Afterwards, the head teacher invited me to the lunch with the honored guests, where the offerings included goat, chicken and offals, plus nshima dispensed out of a (presumably clean) garbage can.
I took Tuesday off.

Saturday, June 14, 2008


we finally got our new bikes last week. This means we no longer share one, a huge improvement in our quality of life. We celebrated by riding them home from chipata, a five hour trek.
I have already had my first flat tire. I was prepared to fix it myself with my pc issued pump and patch kit but Zambian men can not abide a damsel in distress so several stopped to help. And to get a look at the highly coveted trek mountain bike, i suspect. A guy appropriately named gabriel got me back on the road.
A few days earlier we had another mishap when our approach caused a kid to steer his ox cart into a pothole. The hitch came loose and the ox ran into the ditch. We stopped along with several Zambians of course and got it fixed.
Luckily the bikes came with shiny new helmets too. Hazards abound. And opportunities.

Thursday, June 12, 2008

Nature Report

Every night when I brush my teeth, I get to look at stars, including the dense swath of Milky Way I never knew I couldn’t see back home. Also, we get buzzed by bats when we sit on the hammock for our evening wine and sunset ritual. Rough life, I know.


There is no trash here except what is truly trash, but Trevor and I have still managed to start dumpster diving. We’ve started burning corn cobs for fuel, an endless supply of which our neighbors are chucking as they hull corn.

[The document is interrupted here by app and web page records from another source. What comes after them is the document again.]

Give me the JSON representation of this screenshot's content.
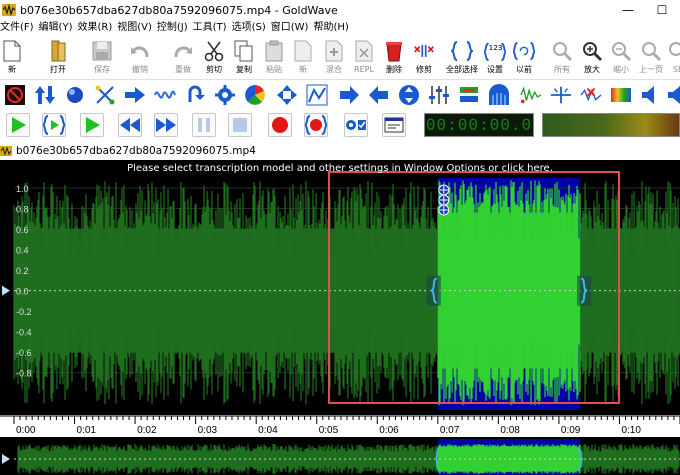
{
  "window": {
    "title": "b076e30b657dba627db80a7592096075.mp4 - GoldWave",
    "minimize_glyph": "—",
    "maximize_glyph": "☐"
  },
  "menu": {
    "items": [
      "文件(F)",
      "编辑(Y)",
      "效果(R)",
      "视图(V)",
      "控制(J)",
      "工具(T)",
      "选项(S)",
      "窗口(W)",
      "帮助(H)"
    ]
  },
  "toolbar": {
    "buttons": [
      {
        "label": "新",
        "icon": "new-file-icon",
        "enabled": true
      },
      {
        "label": "打开",
        "icon": "open-folder-icon",
        "enabled": true
      },
      {
        "label": "保存",
        "icon": "save-icon",
        "enabled": false
      },
      {
        "label": "撤销",
        "icon": "undo-icon",
        "enabled": false
      },
      {
        "label": "重做",
        "icon": "redo-icon",
        "enabled": false
      },
      {
        "label": "剪切",
        "icon": "cut-icon",
        "enabled": true
      },
      {
        "label": "复制",
        "icon": "copy-icon",
        "enabled": true
      },
      {
        "label": "粘贴",
        "icon": "paste-icon",
        "enabled": false
      },
      {
        "label": "新",
        "icon": "paste-new-icon",
        "enabled": false
      },
      {
        "label": "混合",
        "icon": "mix-icon",
        "enabled": false
      },
      {
        "label": "REPL",
        "icon": "replace-icon",
        "enabled": false
      },
      {
        "label": "删除",
        "icon": "delete-icon",
        "enabled": true
      },
      {
        "label": "修剪",
        "icon": "trim-icon",
        "enabled": true
      },
      {
        "label": "全部选择",
        "icon": "select-all-icon",
        "enabled": true
      },
      {
        "label": "设置",
        "icon": "set-selection-icon",
        "enabled": true
      },
      {
        "label": "以前",
        "icon": "previous-selection-icon",
        "enabled": true
      },
      {
        "label": "所有",
        "icon": "zoom-all-icon",
        "enabled": false
      },
      {
        "label": "放大",
        "icon": "zoom-in-icon",
        "enabled": true
      },
      {
        "label": "缩小",
        "icon": "zoom-out-icon",
        "enabled": false
      },
      {
        "label": "上一页",
        "icon": "zoom-previous-icon",
        "enabled": false
      },
      {
        "label": "SE",
        "icon": "zoom-selection-icon",
        "enabled": false
      }
    ]
  },
  "counter": {
    "time": "00:00:00.0"
  },
  "document": {
    "title": "b076e30b657dba627db80a7592096075.mp4",
    "notice": "Please select transcription model and other settings in Window Options or click here."
  },
  "waveform": {
    "y_labels": [
      "1.0",
      "0.8",
      "0.6",
      "0.4",
      "0.2",
      "0.0",
      "-0.2",
      "-0.4",
      "-0.6",
      "-0.8"
    ],
    "time_labels": [
      "0:00",
      "0:01",
      "0:02",
      "0:03",
      "0:04",
      "0:05",
      "0:06",
      "0:07",
      "0:08",
      "0:09",
      "0:10",
      "0:11"
    ],
    "selection": {
      "start_seconds": 7.0,
      "end_seconds": 9.35
    },
    "visible_seconds": 11.0,
    "colors": {
      "background": "#000000",
      "wave_unselected": "#1f6e1f",
      "wave_selected": "#33d133",
      "selection_background": "#0000a8",
      "highlight_box": "#e05050",
      "marker": "#3fb8e8"
    }
  }
}
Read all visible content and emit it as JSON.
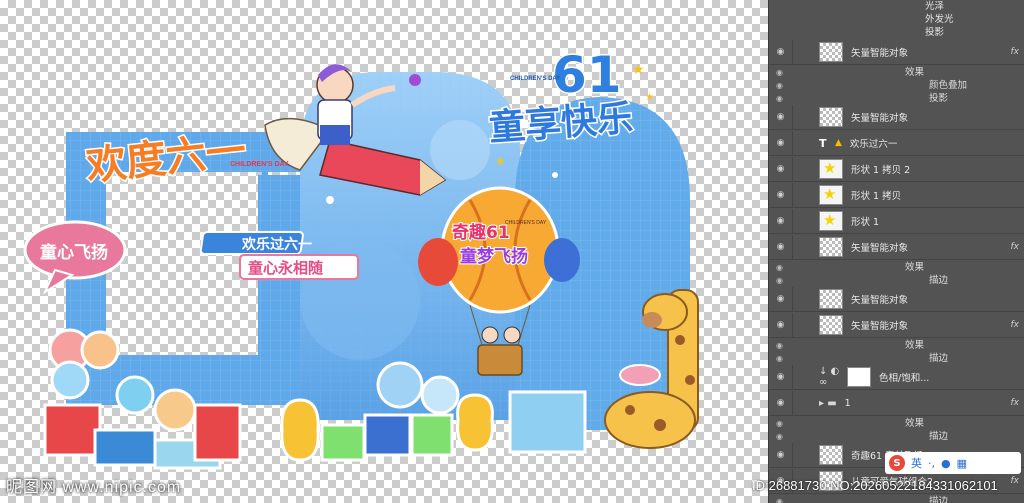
{
  "canvas": {
    "headline_text": "欢度六一",
    "children_day_text": "CHILDREN'S DAY",
    "badge_61": "61",
    "badge_children_day": "CHILDREN'S DAY",
    "badge_main": "童享快乐",
    "bubble_text": "童心飞扬",
    "banner_top": "欢乐过六一",
    "banner_bottom": "童心永相随",
    "balloon_title_line1": "奇趣61",
    "balloon_title_line2": "童梦飞扬",
    "balloon_small": "CHILDREN'S DAY",
    "watermark_left": "昵图网 www.nipic.com",
    "watermark_right": "ID:26881730 NO:20260522184331062101"
  },
  "panel": {
    "effects_top": [
      "光泽",
      "外发光",
      "投影"
    ],
    "layers": [
      {
        "name": "矢量智能对象",
        "fx": "fx",
        "kind": "smart"
      },
      {
        "sub": "效果"
      },
      {
        "sub": "颜色叠加"
      },
      {
        "sub": "投影"
      },
      {
        "name": "矢量智能对象",
        "fx": "",
        "kind": "smart"
      },
      {
        "name": "欢乐过六一",
        "fx": "",
        "kind": "text"
      },
      {
        "name": "形状 1 拷贝 2",
        "fx": "",
        "kind": "shape"
      },
      {
        "name": "形状 1 拷贝",
        "fx": "",
        "kind": "shape"
      },
      {
        "name": "形状 1",
        "fx": "",
        "kind": "shape"
      },
      {
        "name": "矢量智能对象",
        "fx": "fx",
        "kind": "smart"
      },
      {
        "sub": "效果"
      },
      {
        "sub": "描边"
      },
      {
        "name": "矢量智能对象",
        "fx": "",
        "kind": "smart"
      },
      {
        "name": "矢量智能对象",
        "fx": "fx",
        "kind": "smart"
      },
      {
        "sub": "效果"
      },
      {
        "sub": "描边"
      },
      {
        "name": "色相/饱和...",
        "fx": "",
        "kind": "adjust"
      },
      {
        "name": "1",
        "fx": "fx",
        "kind": "folder"
      },
      {
        "sub": "效果"
      },
      {
        "sub": "描边"
      },
      {
        "name": "奇趣61 童梦飞扬",
        "fx": "",
        "kind": "smart"
      },
      {
        "name": "儿童可爱气球组合2",
        "fx": "fx",
        "kind": "smart"
      },
      {
        "sub": "描边"
      }
    ],
    "ime_label": "英"
  }
}
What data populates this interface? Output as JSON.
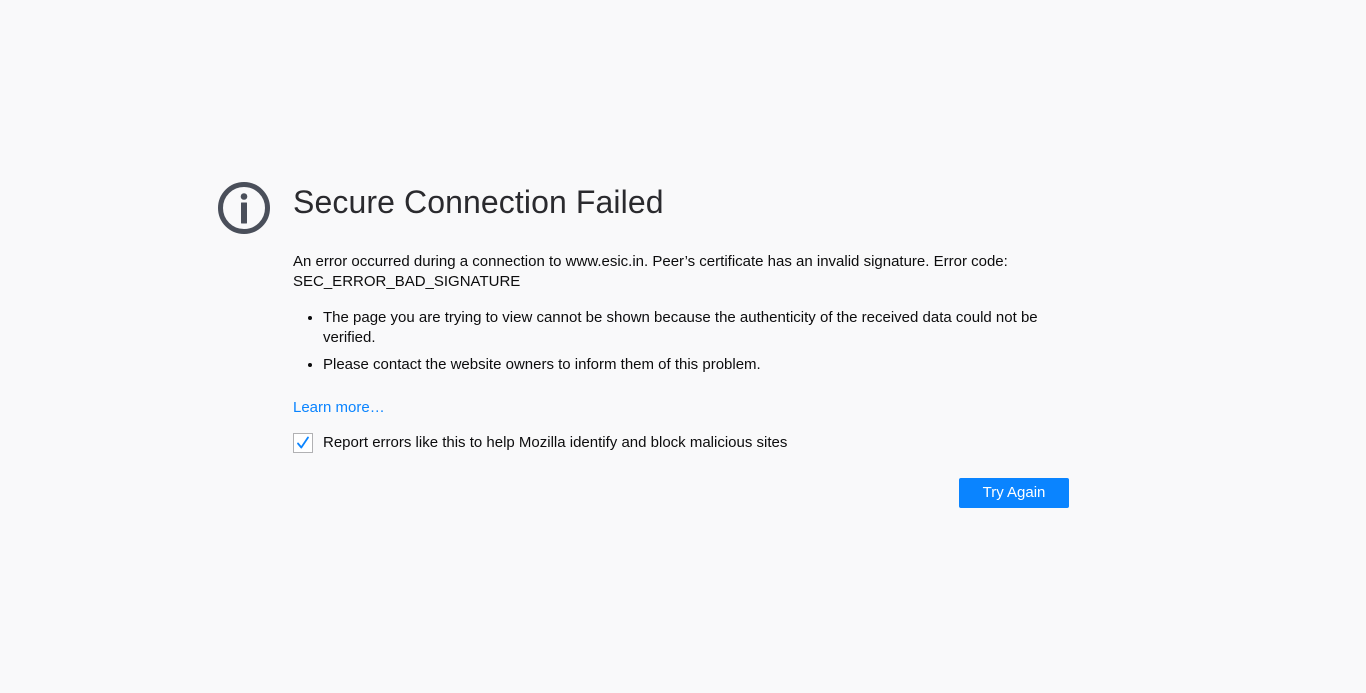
{
  "error_page": {
    "icon": "info-icon",
    "title": "Secure Connection Failed",
    "description_line1": "An error occurred during a connection to www.esic.in. Peer’s certificate has an invalid signature. Error code:",
    "error_code": "SEC_ERROR_BAD_SIGNATURE",
    "bullets": [
      "The page you are trying to view cannot be shown because the authenticity of the received data could not be verified.",
      "Please contact the website owners to inform them of this problem."
    ],
    "learn_more": "Learn more…",
    "report_checkbox": {
      "label": "Report errors like this to help Mozilla identify and block malicious sites",
      "checked": true
    },
    "try_again_label": "Try Again"
  },
  "colors": {
    "background": "#f9f9fa",
    "accent": "#0a84ff",
    "icon": "#4a4f5a"
  }
}
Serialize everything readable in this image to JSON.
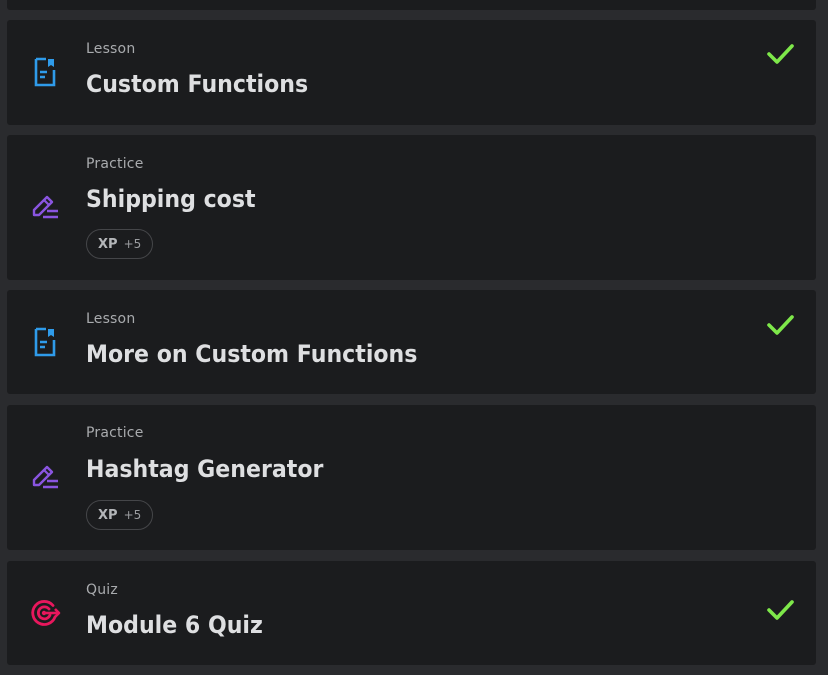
{
  "colors": {
    "lesson_icon": "#2f9bea",
    "practice_icon": "#8a55e0",
    "quiz_icon": "#e8175d",
    "check": "#7ee84a",
    "card_bg": "#1b1c1e",
    "page_bg": "#2a2b2e"
  },
  "items": [
    {
      "kind": "Lesson",
      "title": "Custom Functions",
      "icon": "lesson-document-icon",
      "completed": true
    },
    {
      "kind": "Practice",
      "title": "Shipping cost",
      "icon": "practice-pencil-icon",
      "xp_label": "XP",
      "xp_value": "+5",
      "completed": false
    },
    {
      "kind": "Lesson",
      "title": "More on Custom Functions",
      "icon": "lesson-document-icon",
      "completed": true
    },
    {
      "kind": "Practice",
      "title": "Hashtag Generator",
      "icon": "practice-pencil-icon",
      "xp_label": "XP",
      "xp_value": "+5",
      "completed": false
    },
    {
      "kind": "Quiz",
      "title": "Module 6 Quiz",
      "icon": "quiz-target-icon",
      "completed": true
    }
  ]
}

Why they don’t save them for their own use, we don’t know, but we’ve been grabbing and hoarding them beforethey have a chance to burn them.

Thursday, June 5, 2008


A few years ago the New York Times magazine ran a great piece following a t-shirt from a New York thrift store to an African market. We have taken our place in that cycle, from the sacks I delivered to the Salvation Army during our move to the shirt I am wearing today. I bought it out of a pile on the street in Chipata for 1500 kwacha, about 40 cents. It had a thrift tag stapled on marking it down from a buck seventy nine. I washed it but it still smells like a thrift store. Trevor saw a guy in a shirt from Tuscaloosa, where we went to grad school. Soon we will see something we donated ourselves and will have to decide if we should buy it back.


We've been in zambia three months now. I have finally stopped patting the wall for a light switch every time I enter a darkened room.


My mom and Trevor's aunt are worried that he is starving.I am happy to report that we are eating very well. Last week in town we made real bagels, inspired by the Encyclopedia of Country Living. Tonight I plan to make cheesy cabbage using powder from Grace. Even now I am snacking on goldfish crackers. Butthis weekend we got the biggest thrill yet when we received a pound of coffee beans from Lea who used her Whole Foods discount. We both huffed the coffee bag. I actuallygot teary. I spent the rest of the weekend daydreaming about whole foods and their carrot cake cupcakes with cream cheese frosting and little piped carrots on top.If any readers out there are fast food kleptos, throw a few packs of splenda into your next letter, ok? Ok thank you! Love lisa

Africa Freedom

Yesterday we went to town hoping to avail ourselves of electricity, but it was Africa Freedom Day so the school was closed. Back home, we hedged our bets and didn't fix lunch. Inevitably the call to shima came soon after. I ate my beans with the women and children as usual. In theory this helps with language. But yesterday I said nothing, just watched our host's sister hull corn by hand. The house is surrounded by sacks of grain but they hardly seem to have made a dent in the pile of corn.